Want to skip the dairy, or you have a child who’s sensitive to gluten? Grab a pint of Fronen, a frozen dessert similar to ice cream with no dairy, sugar or gluten.
Are you a fan of Dole Whip frozen dessert? A Yonanas maker creates a dessert with a Dole Whip consistency using frozen bananas and other fruits of your choice.
After you’ve made your morning smoothie (try plant-based milk, frozen mango, banana and chia seeds), grab some ice pops molds (BPA-free/stainless steel are a great option) and pour the leftovers in to make healthy, homemade ice pop treats, Bentson recommends.
Another barbecue-friendly dessert (with or without ice cream): Try grilling some peaches or pineapples, and top those with your favorite ice cream, or frozen dessert.
Main meal and sides: “For hotdogs, be aware of nitrates, nitrites and other chemicals,” says Bentson. She suggests that you use the Applegate brand or look for ‘uncured’ grass-fed beef hotdogs or turkey hot dogs. They use celery power, a natural additive, instead of chemical nitrates and nitrites.
If there’s grilled chicken available, opt for that high-protein, high-flavor option over a corn dog or other types of “fair food.”
Reach for fresh raw vegetables instead of pickles (which are often preserved in liquids that contain food dyes) and look for salads that aren’t loaded with mayonnaise. You can also grill your vegetables — whatever is in season. Sprinkle them with olive oil, season with salt and pepper and grill them.
Are you looking for a gluten-free bun alternative? Try Gillian’s gluten-free onion rolls, Bentson suggests. A bonus: they’re also dairy-free and soy-free.
Instead of french fries, Bentson suggests roasting russet potatoes in olive oil and sprinkling them with salt.
Drinks: Skip the Gatorade or PowerAid, says Bentson. She suggests trying a packet of LMNT — a sugar-free electrolyte drink mix — instead.
Other healthier swaps to quench your thirst with something other than soda? Try real-brewed iced tea (go easy on the sugar), lemonade, flavored water or flavored seltzer.
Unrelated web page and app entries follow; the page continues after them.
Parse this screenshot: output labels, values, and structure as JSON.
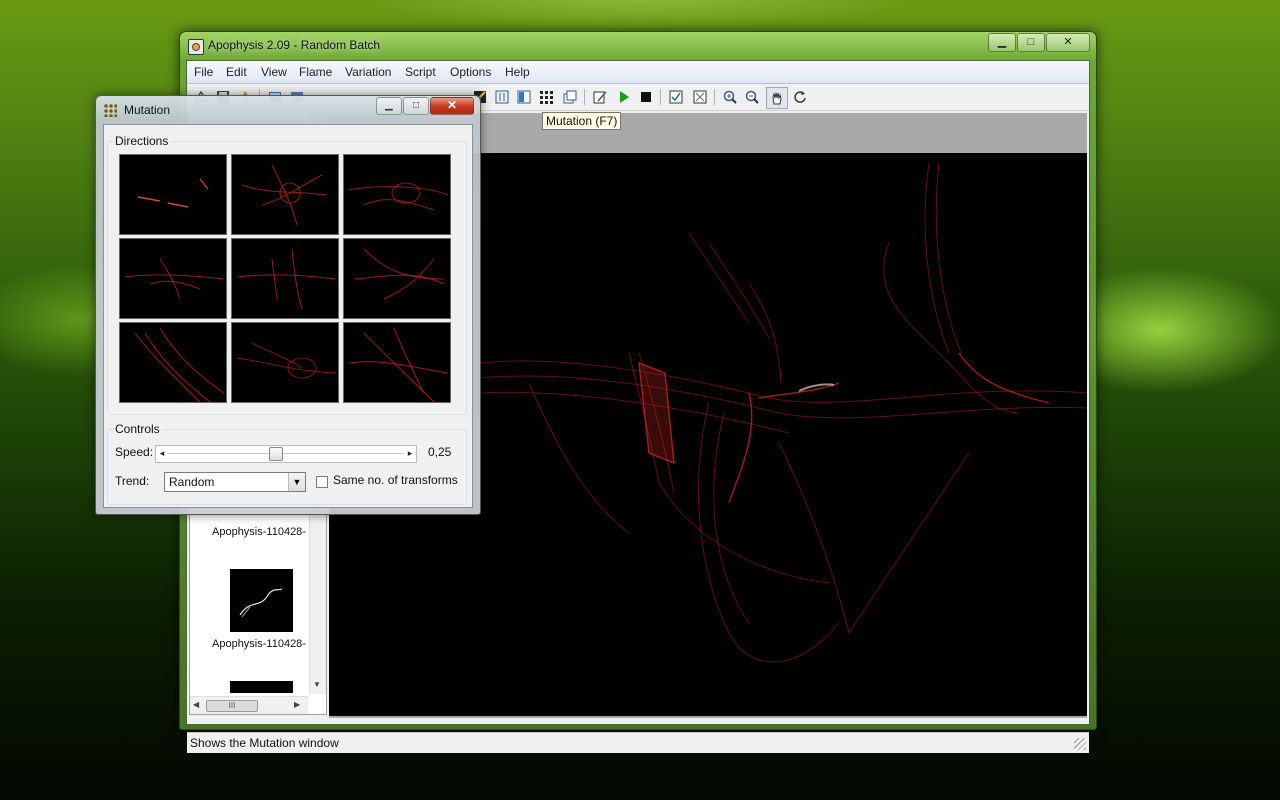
{
  "main_window": {
    "title": "Apophysis 2.09 - Random Batch",
    "caption_buttons": {
      "minimize": "▁",
      "maximize": "□",
      "close": "✕"
    }
  },
  "menu": [
    "File",
    "Edit",
    "View",
    "Flame",
    "Variation",
    "Script",
    "Options",
    "Help"
  ],
  "toolbar": {
    "icons": [
      "open-icon",
      "save-icon",
      "fire-icon",
      "list-icon",
      "image-icon",
      "undo-icon",
      "redo-icon",
      "mirror-icon",
      "window-icon",
      "triangles-icon",
      "adjust-icon",
      "gradient-icon",
      "mutation-icon",
      "copy-icon",
      "edit-script-icon",
      "play-icon",
      "stop-icon",
      "options-icon",
      "fit-icon",
      "zoom-in-icon",
      "zoom-out-icon",
      "hand-icon",
      "rotate-icon"
    ],
    "tooltip": "Mutation (F7)"
  },
  "thumbnails": [
    {
      "caption": "Apophysis-110428-"
    },
    {
      "caption": "Apophysis-110428-"
    }
  ],
  "scrollbar_thumb_label": "III",
  "status": "Shows the Mutation window",
  "mutation_window": {
    "title": "Mutation",
    "directions_label": "Directions",
    "controls_label": "Controls",
    "speed_label": "Speed:",
    "speed_value": "0,25",
    "speed_level": 0.45,
    "trend_label": "Trend:",
    "trend_value": "Random",
    "same_transforms_label": "Same no. of transforms",
    "same_transforms_checked": false
  },
  "colors": {
    "flame_red": "#c0201c",
    "tooltip_bg": "#ffffe1",
    "close_button": "#c2361c"
  }
}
Hanging out by the campfire? “Try roasting apples instead of marshmallows,” says Benston. She suggests filling the bottom of the bowl with granola, adding roasted apples and topping with Cosmic Bliss, a plant-based ice cream alternative that’s free of dairy and refined sugar.